**What this task involves**
Lines from the records below that contain the word "value" are to be copied out.

───── Data to examine

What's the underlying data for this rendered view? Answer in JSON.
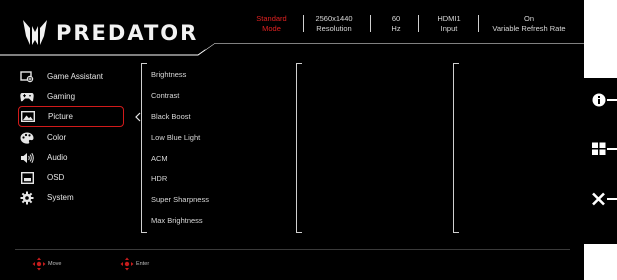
{
  "brand": {
    "name": "PREDATOR"
  },
  "status": [
    {
      "value": "Standard",
      "label": "Mode",
      "highlight": true
    },
    {
      "value": "2560x1440",
      "label": "Resolution",
      "highlight": false
    },
    {
      "value": "60",
      "label": "Hz",
      "highlight": false
    },
    {
      "value": "HDMI1",
      "label": "Input",
      "highlight": false
    },
    {
      "value": "On",
      "label": "Variable Refresh Rate",
      "highlight": false
    }
  ],
  "menu": [
    {
      "label": "Game Assistant",
      "icon": "game-assistant-icon"
    },
    {
      "label": "Gaming",
      "icon": "gamepad-icon"
    },
    {
      "label": "Picture",
      "icon": "picture-icon",
      "selected": true
    },
    {
      "label": "Color",
      "icon": "palette-icon"
    },
    {
      "label": "Audio",
      "icon": "speaker-icon"
    },
    {
      "label": "OSD",
      "icon": "osd-window-icon"
    },
    {
      "label": "System",
      "icon": "gear-icon"
    }
  ],
  "submenu": [
    "Brightness",
    "Contrast",
    "Black Boost",
    "Low Blue Light",
    "ACM",
    "HDR",
    "Super Sharpness",
    "Max Brightness"
  ],
  "footer": {
    "move_label": "Move",
    "enter_label": "Enter"
  },
  "side_keys": [
    "info-icon",
    "menu-grid-icon",
    "close-icon"
  ],
  "colors": {
    "accent": "#e02121",
    "background": "#000000",
    "text": "#e6e6e6"
  }
}
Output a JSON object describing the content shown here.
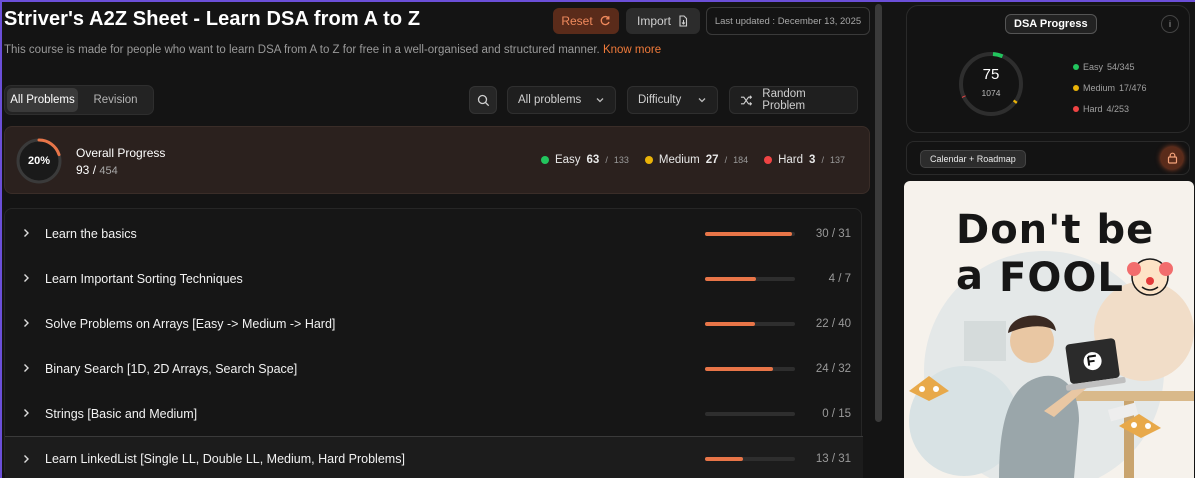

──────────

**Solution to the problem**
      "value": "Standard",
      "value": "2560x1440",
      "value": "60",
      "value": "HDMI1",
      "value": "On",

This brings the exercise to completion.